Wear low heeled slip-on shoes,  or shoes with velcro closures

Don't try to carry a lot of stuff and use your walker...it can't be done !

Always sit in chairs that have arms

While you are awake, get up and walk around every hour to keep your legs limber and so they don't swell

Use handicapped restrooms at public facilities, even after everything heals

Always use hand rails with steps or stairs.

Wear loose-fitting clothing..elastic waists are lots easier

Elevate the operated leg above your heart often, to prevent swelling.

Most importantly, don't ever get in a hurry...you have "run the race" for years, so take some time to relax.



Don't cross your legs...ever again !

Keep your toes pointing forward, and don't twist your leg

Don't bend your hip past 90 degrees by bending forward or bringing your leg up...use a reacher stick.

To bathe, put a tub chair in the tub facing the faucet...back up to it and sit down, then bring one leg in at a time.  Take one leg at a time out when finished, and push up on the tub chair rails...don't pull up on your walker

When you stand up, push on the arms of a chair...don't pull on your walker or you and it will fall backwards.

Likewise, when you get into a car, move the car seat back, back up to it, sit, and then help one leg at a time in

To get on a raised toilet seat, back up to it, keep your operated leg straight, and bend your good leg.  To get back up, use your good leg to push.  You can use the same trick to get in and out of any chair, but don't get into low chairs, and don't get into chairs that do not have arms.

To get into bed, sit on the edge of the bed, then help one leg at a time into bed. 

A good general rule is that the operated leg goes in first, and comes out last, whenever you sit or lay down.

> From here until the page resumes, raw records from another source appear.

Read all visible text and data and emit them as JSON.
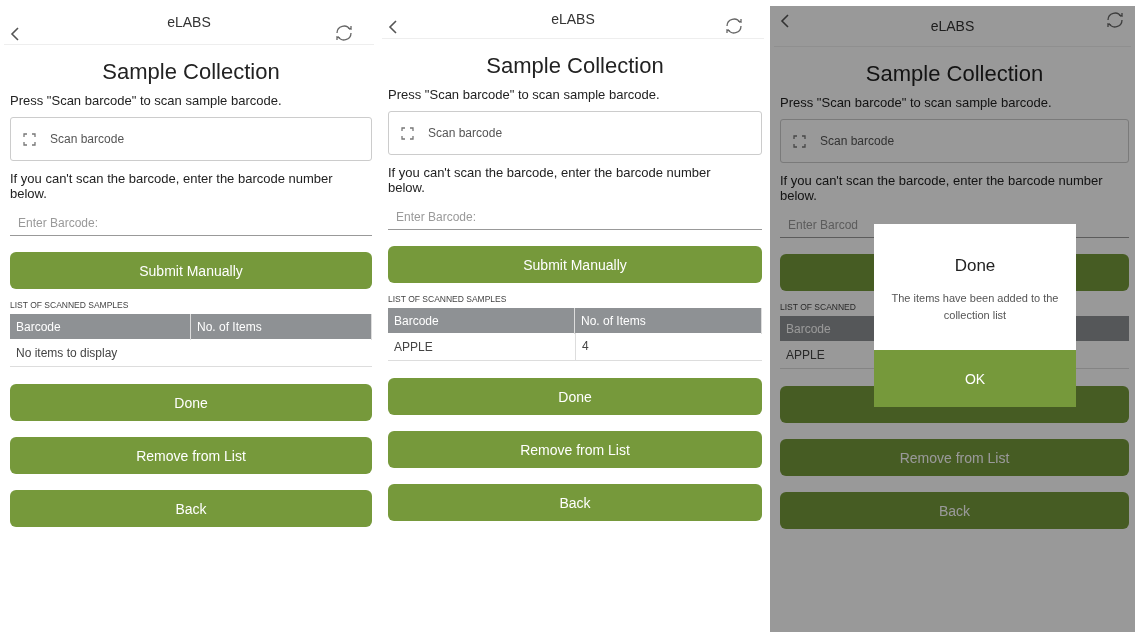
{
  "screens": [
    {
      "app_title": "eLABS",
      "heading": "Sample Collection",
      "instruction": "Press \"Scan barcode\" to scan sample barcode.",
      "scan_button": "Scan barcode",
      "manual_hint": "If you can't scan the barcode, enter the barcode number below.",
      "barcode_field": {
        "placeholder": "Enter Barcode:"
      },
      "submit_button": "Submit Manually",
      "list_label": "LIST OF SCANNED SAMPLES",
      "table": {
        "columns": [
          "Barcode",
          "No. of Items"
        ],
        "empty_text": "No items to display"
      },
      "done_button": "Done",
      "remove_button": "Remove from List",
      "back_button": "Back",
      "dimmed": false
    },
    {
      "app_title": "eLABS",
      "heading": "Sample Collection",
      "instruction": "Press \"Scan barcode\" to scan sample barcode.",
      "scan_button": "Scan barcode",
      "manual_hint": "If you can't scan the barcode, enter the barcode number below.",
      "barcode_field": {
        "placeholder": "Enter Barcode:"
      },
      "submit_button": "Submit Manually",
      "list_label": "LIST OF SCANNED SAMPLES",
      "table": {
        "columns": [
          "Barcode",
          "No. of Items"
        ],
        "rows": [
          [
            "APPLE",
            "4"
          ]
        ]
      },
      "done_button": "Done",
      "remove_button": "Remove from List",
      "back_button": "Back",
      "dimmed": false
    },
    {
      "app_title": "eLABS",
      "heading": "Sample Collection",
      "instruction": "Press \"Scan barcode\" to scan sample barcode.",
      "scan_button": "Scan barcode",
      "manual_hint": "If you can't scan the barcode, enter the barcode number below.",
      "barcode_field": {
        "placeholder": "Enter Barcod"
      },
      "list_label": "LIST OF SCANNED",
      "table": {
        "columns": [
          "Barcode"
        ],
        "rows": [
          [
            "APPLE"
          ]
        ]
      },
      "remove_button": "Remove from List",
      "back_button": "Back",
      "dimmed": true,
      "dialog": {
        "title": "Done",
        "message": "The items have been added to the collection list",
        "ok_button": "OK"
      }
    }
  ]
}
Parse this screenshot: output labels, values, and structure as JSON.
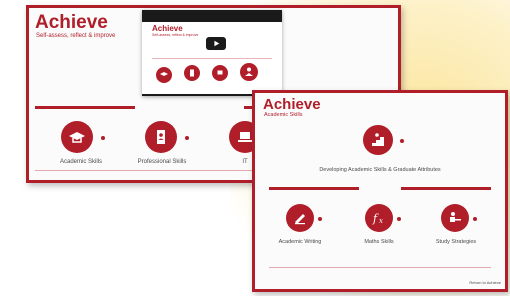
{
  "screen1": {
    "title": "Achieve",
    "subtitle": "Self-assess, reflect & improve",
    "video": {
      "title": "Achieve",
      "subtitle": "Self-assess, reflect & improve",
      "play_icon": "play-icon"
    },
    "tiles": [
      {
        "label": "Academic Skills",
        "icon": "mortarboard-icon"
      },
      {
        "label": "Professional Skills",
        "icon": "id-badge-icon"
      },
      {
        "label": "IT",
        "icon": "laptop-icon"
      }
    ]
  },
  "screen2": {
    "title": "Achieve",
    "subtitle": "Academic Skills",
    "hero": {
      "label": "Developing Academic Skills & Graduate Attributes",
      "icon": "person-climbing-steps-icon"
    },
    "tiles": [
      {
        "label": "Academic Writing",
        "icon": "pen-writing-icon"
      },
      {
        "label": "Maths Skills",
        "icon": "fx-function-icon"
      },
      {
        "label": "Study Strategies",
        "icon": "person-at-desk-icon"
      }
    ],
    "footer_link": "Return to Achieve"
  },
  "colors": {
    "accent": "#b01e2a",
    "background_glow": "#fbe6a0"
  }
}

Take small steps with walkers, and make sure that all 4 feet of the walker are on the ground.  If the ground looks too slick or too steep, don't go there !


antibiotics after  joint replacement